(Extracted records)
------------------------

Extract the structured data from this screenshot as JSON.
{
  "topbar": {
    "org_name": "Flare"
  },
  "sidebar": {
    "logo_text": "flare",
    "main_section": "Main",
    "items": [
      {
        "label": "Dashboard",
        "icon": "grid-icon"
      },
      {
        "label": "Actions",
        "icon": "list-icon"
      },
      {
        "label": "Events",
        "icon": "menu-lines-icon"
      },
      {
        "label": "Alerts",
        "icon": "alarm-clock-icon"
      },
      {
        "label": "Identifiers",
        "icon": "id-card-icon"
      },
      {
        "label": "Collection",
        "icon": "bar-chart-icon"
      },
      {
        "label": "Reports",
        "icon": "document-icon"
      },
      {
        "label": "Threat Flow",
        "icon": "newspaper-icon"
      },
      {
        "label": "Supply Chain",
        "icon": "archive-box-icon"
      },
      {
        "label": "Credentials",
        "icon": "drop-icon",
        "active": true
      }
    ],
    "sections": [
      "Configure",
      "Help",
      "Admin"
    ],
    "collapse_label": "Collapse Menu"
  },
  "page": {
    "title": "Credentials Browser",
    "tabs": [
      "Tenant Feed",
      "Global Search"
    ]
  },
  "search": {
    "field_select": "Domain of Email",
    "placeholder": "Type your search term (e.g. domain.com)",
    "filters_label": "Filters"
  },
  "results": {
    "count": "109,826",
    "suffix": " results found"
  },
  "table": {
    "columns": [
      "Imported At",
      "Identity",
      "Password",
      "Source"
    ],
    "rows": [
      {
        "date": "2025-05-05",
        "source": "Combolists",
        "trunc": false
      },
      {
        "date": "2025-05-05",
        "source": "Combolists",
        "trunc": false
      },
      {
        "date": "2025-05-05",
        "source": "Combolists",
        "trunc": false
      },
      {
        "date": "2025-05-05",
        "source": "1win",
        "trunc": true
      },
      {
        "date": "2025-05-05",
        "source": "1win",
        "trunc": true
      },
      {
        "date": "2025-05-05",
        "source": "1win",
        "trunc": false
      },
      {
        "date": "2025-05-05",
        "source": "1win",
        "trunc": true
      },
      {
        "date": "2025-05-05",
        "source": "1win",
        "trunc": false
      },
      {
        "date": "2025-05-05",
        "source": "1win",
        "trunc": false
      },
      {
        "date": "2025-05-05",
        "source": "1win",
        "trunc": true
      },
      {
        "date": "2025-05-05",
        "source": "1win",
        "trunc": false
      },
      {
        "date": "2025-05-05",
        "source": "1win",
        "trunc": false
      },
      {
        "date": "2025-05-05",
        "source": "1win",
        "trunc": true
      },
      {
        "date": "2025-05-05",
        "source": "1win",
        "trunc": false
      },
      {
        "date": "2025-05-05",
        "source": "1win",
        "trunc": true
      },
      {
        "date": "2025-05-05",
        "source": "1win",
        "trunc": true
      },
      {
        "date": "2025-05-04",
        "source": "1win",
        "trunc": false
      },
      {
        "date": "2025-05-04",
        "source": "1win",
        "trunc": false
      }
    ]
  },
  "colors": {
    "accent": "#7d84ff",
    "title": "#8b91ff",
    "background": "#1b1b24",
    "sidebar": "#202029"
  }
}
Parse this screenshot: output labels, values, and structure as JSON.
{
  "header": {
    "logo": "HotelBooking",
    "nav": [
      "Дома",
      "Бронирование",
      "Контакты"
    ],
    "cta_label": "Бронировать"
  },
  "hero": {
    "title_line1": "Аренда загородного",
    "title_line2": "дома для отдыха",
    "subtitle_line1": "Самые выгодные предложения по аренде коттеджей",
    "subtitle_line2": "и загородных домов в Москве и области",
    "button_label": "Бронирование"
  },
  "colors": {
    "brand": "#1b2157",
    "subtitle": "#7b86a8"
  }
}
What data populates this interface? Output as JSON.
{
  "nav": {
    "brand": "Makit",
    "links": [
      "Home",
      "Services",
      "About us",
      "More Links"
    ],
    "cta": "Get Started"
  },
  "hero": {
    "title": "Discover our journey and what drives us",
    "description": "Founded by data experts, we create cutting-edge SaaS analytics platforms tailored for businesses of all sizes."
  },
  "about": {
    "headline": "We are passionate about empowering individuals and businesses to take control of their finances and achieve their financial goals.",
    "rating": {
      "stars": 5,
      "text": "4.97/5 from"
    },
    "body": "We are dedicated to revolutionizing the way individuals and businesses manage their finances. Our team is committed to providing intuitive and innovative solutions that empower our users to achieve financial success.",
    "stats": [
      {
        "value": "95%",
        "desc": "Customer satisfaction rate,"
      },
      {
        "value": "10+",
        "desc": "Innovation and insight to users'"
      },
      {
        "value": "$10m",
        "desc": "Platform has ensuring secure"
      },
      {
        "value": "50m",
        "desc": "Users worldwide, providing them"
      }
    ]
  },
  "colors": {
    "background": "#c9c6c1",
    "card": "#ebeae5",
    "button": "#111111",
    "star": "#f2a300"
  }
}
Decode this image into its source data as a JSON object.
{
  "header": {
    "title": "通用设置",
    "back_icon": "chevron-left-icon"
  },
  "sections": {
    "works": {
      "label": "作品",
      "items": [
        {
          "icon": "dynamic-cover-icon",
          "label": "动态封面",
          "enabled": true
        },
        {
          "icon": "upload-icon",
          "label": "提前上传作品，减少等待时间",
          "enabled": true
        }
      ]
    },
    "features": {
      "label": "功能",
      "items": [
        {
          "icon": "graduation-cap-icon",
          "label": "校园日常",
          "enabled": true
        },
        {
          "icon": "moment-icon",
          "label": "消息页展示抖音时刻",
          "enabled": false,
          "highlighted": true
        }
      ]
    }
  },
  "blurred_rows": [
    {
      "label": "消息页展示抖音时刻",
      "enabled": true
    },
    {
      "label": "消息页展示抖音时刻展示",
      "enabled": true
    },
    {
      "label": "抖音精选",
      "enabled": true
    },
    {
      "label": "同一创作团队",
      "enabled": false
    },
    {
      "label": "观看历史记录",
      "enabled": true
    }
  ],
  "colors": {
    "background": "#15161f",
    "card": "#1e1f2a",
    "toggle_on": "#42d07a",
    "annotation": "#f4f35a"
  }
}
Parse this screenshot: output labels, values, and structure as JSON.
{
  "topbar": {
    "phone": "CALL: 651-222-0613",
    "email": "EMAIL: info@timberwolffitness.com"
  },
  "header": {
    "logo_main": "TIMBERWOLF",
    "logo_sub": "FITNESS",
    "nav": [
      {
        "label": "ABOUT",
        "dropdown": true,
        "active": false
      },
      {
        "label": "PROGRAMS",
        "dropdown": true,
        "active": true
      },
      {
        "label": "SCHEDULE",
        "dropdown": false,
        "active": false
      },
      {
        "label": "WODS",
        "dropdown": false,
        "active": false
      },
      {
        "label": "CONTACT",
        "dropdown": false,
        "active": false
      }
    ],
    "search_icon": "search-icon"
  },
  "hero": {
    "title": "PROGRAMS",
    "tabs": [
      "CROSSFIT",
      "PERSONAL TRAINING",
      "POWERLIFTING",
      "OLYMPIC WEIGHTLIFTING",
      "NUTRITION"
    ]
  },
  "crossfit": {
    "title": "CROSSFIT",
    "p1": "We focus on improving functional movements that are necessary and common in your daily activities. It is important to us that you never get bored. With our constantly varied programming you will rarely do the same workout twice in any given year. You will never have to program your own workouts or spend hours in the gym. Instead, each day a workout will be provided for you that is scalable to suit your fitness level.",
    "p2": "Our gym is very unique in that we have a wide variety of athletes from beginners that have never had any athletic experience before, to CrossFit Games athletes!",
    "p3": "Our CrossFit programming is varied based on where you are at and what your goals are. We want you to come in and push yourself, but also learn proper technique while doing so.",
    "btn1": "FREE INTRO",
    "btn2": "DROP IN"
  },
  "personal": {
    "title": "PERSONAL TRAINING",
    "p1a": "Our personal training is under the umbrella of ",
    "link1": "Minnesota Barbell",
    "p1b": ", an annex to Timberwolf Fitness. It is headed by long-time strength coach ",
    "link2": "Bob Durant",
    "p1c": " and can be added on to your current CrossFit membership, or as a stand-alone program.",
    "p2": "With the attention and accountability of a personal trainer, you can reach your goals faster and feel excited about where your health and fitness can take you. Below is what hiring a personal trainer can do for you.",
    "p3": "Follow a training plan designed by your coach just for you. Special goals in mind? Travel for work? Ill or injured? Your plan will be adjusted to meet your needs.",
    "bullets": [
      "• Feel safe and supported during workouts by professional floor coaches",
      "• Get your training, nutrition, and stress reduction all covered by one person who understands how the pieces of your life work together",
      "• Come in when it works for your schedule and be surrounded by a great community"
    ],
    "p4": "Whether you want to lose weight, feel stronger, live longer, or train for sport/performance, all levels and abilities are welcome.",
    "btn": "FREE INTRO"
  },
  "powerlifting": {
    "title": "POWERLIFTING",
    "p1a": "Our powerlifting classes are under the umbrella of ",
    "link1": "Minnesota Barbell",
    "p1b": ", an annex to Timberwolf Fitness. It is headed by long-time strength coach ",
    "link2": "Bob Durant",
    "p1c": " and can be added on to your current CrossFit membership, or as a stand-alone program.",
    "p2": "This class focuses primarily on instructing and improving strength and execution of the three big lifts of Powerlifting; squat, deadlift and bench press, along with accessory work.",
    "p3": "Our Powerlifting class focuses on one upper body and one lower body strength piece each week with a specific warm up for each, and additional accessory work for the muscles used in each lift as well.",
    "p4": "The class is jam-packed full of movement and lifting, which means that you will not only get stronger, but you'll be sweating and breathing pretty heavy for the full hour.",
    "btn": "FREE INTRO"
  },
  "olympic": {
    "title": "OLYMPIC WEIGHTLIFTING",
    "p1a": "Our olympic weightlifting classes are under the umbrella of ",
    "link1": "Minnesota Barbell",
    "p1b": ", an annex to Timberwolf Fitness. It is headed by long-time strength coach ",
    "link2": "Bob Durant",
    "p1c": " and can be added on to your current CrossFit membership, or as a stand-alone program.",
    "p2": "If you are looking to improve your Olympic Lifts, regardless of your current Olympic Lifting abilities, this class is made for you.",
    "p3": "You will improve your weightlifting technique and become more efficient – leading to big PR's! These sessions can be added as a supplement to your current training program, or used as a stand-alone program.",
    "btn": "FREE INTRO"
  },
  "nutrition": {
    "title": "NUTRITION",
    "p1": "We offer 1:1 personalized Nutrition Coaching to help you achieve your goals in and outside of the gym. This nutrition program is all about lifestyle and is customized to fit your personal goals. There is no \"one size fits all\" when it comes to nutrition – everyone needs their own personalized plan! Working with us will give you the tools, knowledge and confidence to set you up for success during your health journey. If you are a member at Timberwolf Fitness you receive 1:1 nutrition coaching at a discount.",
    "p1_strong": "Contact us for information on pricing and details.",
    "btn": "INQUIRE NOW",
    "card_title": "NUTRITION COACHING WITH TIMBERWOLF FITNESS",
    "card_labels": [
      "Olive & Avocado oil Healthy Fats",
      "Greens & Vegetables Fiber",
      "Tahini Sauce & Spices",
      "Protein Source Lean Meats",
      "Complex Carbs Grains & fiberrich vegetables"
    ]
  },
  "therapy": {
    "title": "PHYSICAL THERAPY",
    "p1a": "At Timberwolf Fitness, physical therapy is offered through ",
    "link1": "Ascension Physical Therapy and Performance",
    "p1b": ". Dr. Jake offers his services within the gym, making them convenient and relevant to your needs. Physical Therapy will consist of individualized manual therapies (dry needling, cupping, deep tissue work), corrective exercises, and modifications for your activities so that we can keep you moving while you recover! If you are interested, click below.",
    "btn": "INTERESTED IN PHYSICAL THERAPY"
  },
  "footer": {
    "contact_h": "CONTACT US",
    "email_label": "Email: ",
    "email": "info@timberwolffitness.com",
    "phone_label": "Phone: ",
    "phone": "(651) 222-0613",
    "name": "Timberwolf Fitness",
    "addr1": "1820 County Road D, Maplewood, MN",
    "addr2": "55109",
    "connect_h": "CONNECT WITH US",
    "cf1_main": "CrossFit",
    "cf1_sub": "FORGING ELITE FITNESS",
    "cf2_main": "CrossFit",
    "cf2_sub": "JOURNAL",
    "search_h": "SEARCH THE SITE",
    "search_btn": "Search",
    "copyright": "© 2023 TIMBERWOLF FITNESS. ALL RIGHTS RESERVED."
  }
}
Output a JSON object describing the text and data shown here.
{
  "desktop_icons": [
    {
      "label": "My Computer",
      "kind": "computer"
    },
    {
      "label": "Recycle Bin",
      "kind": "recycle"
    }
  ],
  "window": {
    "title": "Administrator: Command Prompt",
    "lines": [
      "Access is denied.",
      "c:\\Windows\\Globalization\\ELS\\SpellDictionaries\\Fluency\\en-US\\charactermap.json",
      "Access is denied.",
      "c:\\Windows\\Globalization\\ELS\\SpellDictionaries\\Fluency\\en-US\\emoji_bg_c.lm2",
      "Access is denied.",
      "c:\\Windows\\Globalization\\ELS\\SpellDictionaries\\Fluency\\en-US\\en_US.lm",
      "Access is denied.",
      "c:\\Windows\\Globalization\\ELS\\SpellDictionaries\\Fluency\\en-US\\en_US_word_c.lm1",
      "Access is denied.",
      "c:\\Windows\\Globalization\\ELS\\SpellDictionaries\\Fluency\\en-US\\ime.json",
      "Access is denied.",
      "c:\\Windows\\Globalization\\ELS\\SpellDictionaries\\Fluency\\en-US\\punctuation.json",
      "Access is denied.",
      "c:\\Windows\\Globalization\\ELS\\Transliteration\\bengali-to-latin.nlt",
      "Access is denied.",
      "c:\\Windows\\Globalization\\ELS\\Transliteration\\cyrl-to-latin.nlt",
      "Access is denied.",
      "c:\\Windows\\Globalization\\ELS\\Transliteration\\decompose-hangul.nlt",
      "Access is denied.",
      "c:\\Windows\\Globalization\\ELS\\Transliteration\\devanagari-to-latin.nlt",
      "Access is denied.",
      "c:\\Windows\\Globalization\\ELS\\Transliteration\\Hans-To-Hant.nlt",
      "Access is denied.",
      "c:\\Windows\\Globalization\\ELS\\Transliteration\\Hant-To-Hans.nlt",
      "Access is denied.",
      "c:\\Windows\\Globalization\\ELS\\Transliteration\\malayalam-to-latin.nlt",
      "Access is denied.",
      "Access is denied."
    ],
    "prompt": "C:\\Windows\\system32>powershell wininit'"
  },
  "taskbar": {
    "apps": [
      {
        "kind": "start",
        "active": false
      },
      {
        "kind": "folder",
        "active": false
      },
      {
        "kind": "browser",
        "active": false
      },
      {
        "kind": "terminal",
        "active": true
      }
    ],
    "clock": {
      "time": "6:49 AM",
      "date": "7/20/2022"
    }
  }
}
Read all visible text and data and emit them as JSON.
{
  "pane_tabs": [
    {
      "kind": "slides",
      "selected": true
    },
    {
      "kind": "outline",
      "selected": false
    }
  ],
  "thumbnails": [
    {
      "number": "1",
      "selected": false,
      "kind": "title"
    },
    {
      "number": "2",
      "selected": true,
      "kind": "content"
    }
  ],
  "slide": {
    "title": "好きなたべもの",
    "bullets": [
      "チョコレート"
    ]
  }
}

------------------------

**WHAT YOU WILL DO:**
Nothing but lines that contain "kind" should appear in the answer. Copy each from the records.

**WRITTEN RESPONSE:**
      "kind": "computer"
      "kind": "recycle"
        "kind": "start",
        "kind": "folder",
        "kind": "browser",
        "kind": "terminal",
      "kind": "slides",
      "kind": "outline",
      "kind": "title"
      "kind": "content"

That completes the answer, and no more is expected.